A pediatric dentist is a dental specialist dedicated to the oral health of infants, children, adolescents and patients with special health care needs.
A pediatric dentist completes 2 additional years of specialized training after dental school. As part of that advanced training, Dr. Fisher studied child psychology, growth and development. Dr. Fisher is trained and extremely qualified at treating patients with medical, physical or mental disabilities. A pediatric dentist is viewed as the specialist when it comes to a wide variety of dental issues that affect children including tooth decay/cavities, malocclusion (crooked teeth) and trauma/emergency care. Dr. Fisher is considered an expert in working with highly anxious or fearful patients as well. A pediatric dentist is trained in treating children while sedated or in a hospital if necessary. Dr. Fisher has been a faculty member at both Children’s Hospital of Wisconsin and Marquette University School of Dentistry for many years where he has been involved with the training of future dentists and pediatric dental specialists. Dr. Fisher is certified as a diplomat by the American Board of Pediatric Dentistry.
What’s the difference between a dentist and a pediatric dentist?
Dental school is typically four years of training after completing an undergraduate degree, just like medical school. In addition to graduating from dental school, dentists must pass multiple rigorous written and clinical exams to be able to apply for a dental license. A license is legally required to work as a general dentist in a particular state. All pediatric dentists start out taking these same steps as general dentists.
Diplomate, American Board of Pediatric Dentistry
To become a certified pediatric dental specialist, 2-3 years of additional full-time training must be completed in special programs called residencies. These programs usually involve treating patients, taking care of after-hours emergencies, and participating in academic lectures and projects. Some programs are based in hospitals and others are based in universities. It’s a very competitive application process to be accepted into a pediatric dentistry residency program.
Dentists who want to become pediatric specialists have decided to focus on treating infants, children, adolescents and adults with special healthcare needs. There are many special skills a pediatric dentist learns in residency, such as diagnosing the unique behaviors of children and sometimes using advanced techniques to help children safely cope with dental care. This may involve using sedative medications to work with certain patients. Pediatric dentists may even provide comprehensive treatment under general anesthesia, meaning the patient is entirely asleep in a hospital operating room or special outpatient office while every tooth problem is fixed at once.

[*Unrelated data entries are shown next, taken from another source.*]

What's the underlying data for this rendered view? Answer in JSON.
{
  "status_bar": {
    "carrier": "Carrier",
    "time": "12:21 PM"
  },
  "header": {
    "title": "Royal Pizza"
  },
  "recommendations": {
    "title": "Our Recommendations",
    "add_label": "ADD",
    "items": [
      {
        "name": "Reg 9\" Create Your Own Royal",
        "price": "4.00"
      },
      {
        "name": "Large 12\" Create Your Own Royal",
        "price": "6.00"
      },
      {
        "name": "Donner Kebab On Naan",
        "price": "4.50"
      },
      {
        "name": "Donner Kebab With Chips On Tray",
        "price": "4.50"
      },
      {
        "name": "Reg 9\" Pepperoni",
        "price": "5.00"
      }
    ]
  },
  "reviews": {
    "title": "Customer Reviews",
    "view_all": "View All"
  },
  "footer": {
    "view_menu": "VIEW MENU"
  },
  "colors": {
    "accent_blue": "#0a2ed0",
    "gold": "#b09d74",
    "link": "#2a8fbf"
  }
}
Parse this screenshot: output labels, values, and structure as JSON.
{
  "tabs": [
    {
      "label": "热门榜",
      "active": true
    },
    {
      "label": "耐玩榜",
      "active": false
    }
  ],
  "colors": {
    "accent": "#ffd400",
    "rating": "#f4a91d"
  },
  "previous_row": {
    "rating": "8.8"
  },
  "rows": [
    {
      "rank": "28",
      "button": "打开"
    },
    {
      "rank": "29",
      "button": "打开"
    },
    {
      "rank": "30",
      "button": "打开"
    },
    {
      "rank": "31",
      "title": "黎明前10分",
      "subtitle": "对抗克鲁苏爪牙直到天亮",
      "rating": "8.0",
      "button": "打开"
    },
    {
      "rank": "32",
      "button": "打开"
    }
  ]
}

Pediatric dentists are also specially trained in emergency trauma care for baby teeth and permanent teeth. It is common for kids to fall face first and require emergency dental treatment. The benefit of establishing a dental office for your child by age one is that you will have somewhere to turn to in the unfortunate case of an emergency. Whether it’s a baby tooth or a permanent tooth, pediatric dentists are specially trained to stabilize the immediate problem and do what it takes to save teeth whenever possible.
Beyond trauma care and sedation dentistry, pediatric dentists have the experience and wisdom to work at an age appropriate level with any child. The goal is to create a positive experience that reduces fear, increases confidence and prevents disease. Every child deserves the chance at a lifetime of good oral health and a trusting relationship with a dental office.Back to Dental Topics